3

I have a question mentioned in my music theory class. It is as follows:

enter image description here

In this temperament, we have eight pure thirds and four wide thirds. The four wide thirds are C#-F, G#-C, F#-Bb, and [my answer]. I know a couple possibilities are A-C#, E-G#, B-Eb, and C-F#, sure, but I have no idea what is implied by a wide third as a opposed to a pure third. Could you explain how I would find wide thirds?
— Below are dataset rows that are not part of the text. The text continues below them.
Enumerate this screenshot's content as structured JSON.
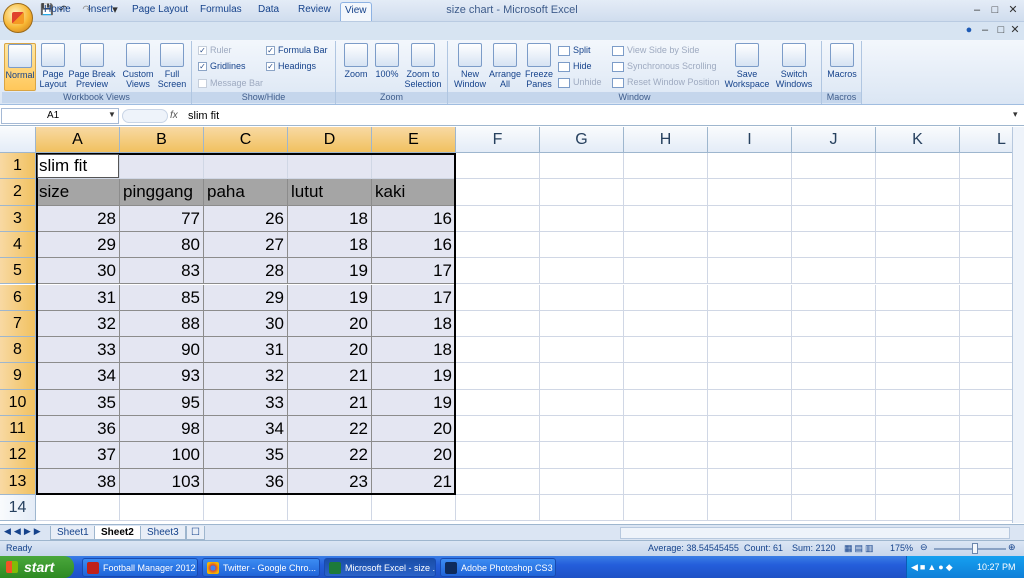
{
  "app": {
    "title": "size chart - Microsoft Excel"
  },
  "tabs": [
    "Home",
    "Insert",
    "Page Layout",
    "Formulas",
    "Data",
    "Review",
    "View"
  ],
  "active_tab": "View",
  "ribbon": {
    "workbook_views": {
      "label": "Workbook Views",
      "buttons": [
        "Normal",
        "Page Layout",
        "Page Break Preview",
        "Custom Views",
        "Full Screen"
      ]
    },
    "show_hide": {
      "label": "Show/Hide",
      "ruler": "Ruler",
      "gridlines": "Gridlines",
      "message_bar": "Message Bar",
      "formula_bar": "Formula Bar",
      "headings": "Headings"
    },
    "zoom": {
      "label": "Zoom",
      "buttons": [
        "Zoom",
        "100%",
        "Zoom to Selection"
      ]
    },
    "window": {
      "label": "Window",
      "buttons": [
        "New Window",
        "Arrange All",
        "Freeze Panes"
      ],
      "split": "Split",
      "hide": "Hide",
      "unhide": "Unhide",
      "view_side": "View Side by Side",
      "sync_scroll": "Synchronous Scrolling",
      "reset_pos": "Reset Window Position",
      "save_ws": "Save Workspace",
      "switch": "Switch Windows"
    },
    "macros": {
      "label": "Macros",
      "button": "Macros"
    }
  },
  "formula_bar": {
    "name_box": "A1",
    "fx": "fx",
    "content": "slim fit"
  },
  "columns": [
    "A",
    "B",
    "C",
    "D",
    "E",
    "F",
    "G",
    "H",
    "I",
    "J",
    "K",
    "L"
  ],
  "rows": [
    "1",
    "2",
    "3",
    "4",
    "5",
    "6",
    "7",
    "8",
    "9",
    "10",
    "11",
    "12",
    "13",
    "14"
  ],
  "sheet": {
    "title": "slim fit",
    "headers": [
      "size",
      "pinggang",
      "paha",
      "lutut",
      "kaki"
    ],
    "data": [
      [
        "28",
        "77",
        "26",
        "18",
        "16"
      ],
      [
        "29",
        "80",
        "27",
        "18",
        "16"
      ],
      [
        "30",
        "83",
        "28",
        "19",
        "17"
      ],
      [
        "31",
        "85",
        "29",
        "19",
        "17"
      ],
      [
        "32",
        "88",
        "30",
        "20",
        "18"
      ],
      [
        "33",
        "90",
        "31",
        "20",
        "18"
      ],
      [
        "34",
        "93",
        "32",
        "21",
        "19"
      ],
      [
        "35",
        "95",
        "33",
        "21",
        "19"
      ],
      [
        "36",
        "98",
        "34",
        "22",
        "20"
      ],
      [
        "37",
        "100",
        "35",
        "22",
        "20"
      ],
      [
        "38",
        "103",
        "36",
        "23",
        "21"
      ]
    ]
  },
  "sheet_tabs": [
    "Sheet1",
    "Sheet2",
    "Sheet3"
  ],
  "active_sheet": "Sheet2",
  "status": {
    "ready": "Ready",
    "average": "Average: 38.54545455",
    "count": "Count: 61",
    "sum": "Sum: 2120",
    "zoom": "175%"
  },
  "taskbar": {
    "start": "start",
    "tasks": [
      "Football Manager 2012",
      "Twitter - Google Chro...",
      "Microsoft Excel - size ...",
      "Adobe Photoshop CS3"
    ],
    "clock": "10:27 PM"
  }
}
2
  • Since this seems to be a homework question, I won't answer but instead will offer some hints: do you know what the red fractions are around the outside of the circle, or the blue decimals inside it? Do you know how many steps sound the circle you have to go to get from one note to the third above or below it?
    – phoog
    Nov 22 at 3:10
  • 1
    I'll note that C-F# is an augmented 4th, not a 3rd of any kind.
    – Dekkadeci
    Nov 22 at 12:08
1

In just intonation, a pure third (a pure major third, that is) has a frequency ratio of 5:4 between the higher and lower pitches.1

Consider a just tuning based on A4 = 440Hz.

A4 = 440Hz
C#5 = 440Hz * 5/4 = 550Hz
F5 = 550Hz * 5/4 = 687.5Hz
A5 = 687.5Hz * 5/4 = 859.375Hz

However, we expect just octaves to have a 2:1 frequency ratio, so the expected frequency of A5 is 880Hz. That means that (at least) one of our thirds has to be made "wider" — that is, the ratio has to be larger — in order for the octave to be in tune.

Suppose using the above example, we tune C#5 and F5 in 5:4 ratios as shown, but then tune A5 in a 2:1 ration to A4. That would mean that the ratio between F5 and A5 would be 880/687.5, which is 1.28; whereas, 5:4 = 1.25. Thus, a "wider" third.

Put another way:

x Hz * 5/4 * 5/4 * 5/4 < 2x Hz


1 Other ratios are sometimes used, but the principle is the same.

4
  • The temperament in the question is based on the need to reconcile four perfect fifths with one major third, not to reconcile three major thirds with one octave.
    – phoog
    Nov 22 at 3:49
  • @phoog The question asked is "what is a 'wide third'". I gave an example. Answering the homework question is up to the OP.
    – Aaron
    Nov 22 at 3:50
  • Should it be "ratio between F5 and A5"?
    – Emil
    Nov 22 at 7:08
  • @Emil Fixed. Thanks.
    – Aaron
    Nov 22 at 7:09

Your Answer

By clicking “Post Your Answer”, you agree to our terms of service, privacy policy and cookie policy

Not the answer you're looking for? Browse other questions tagged or ask your own question.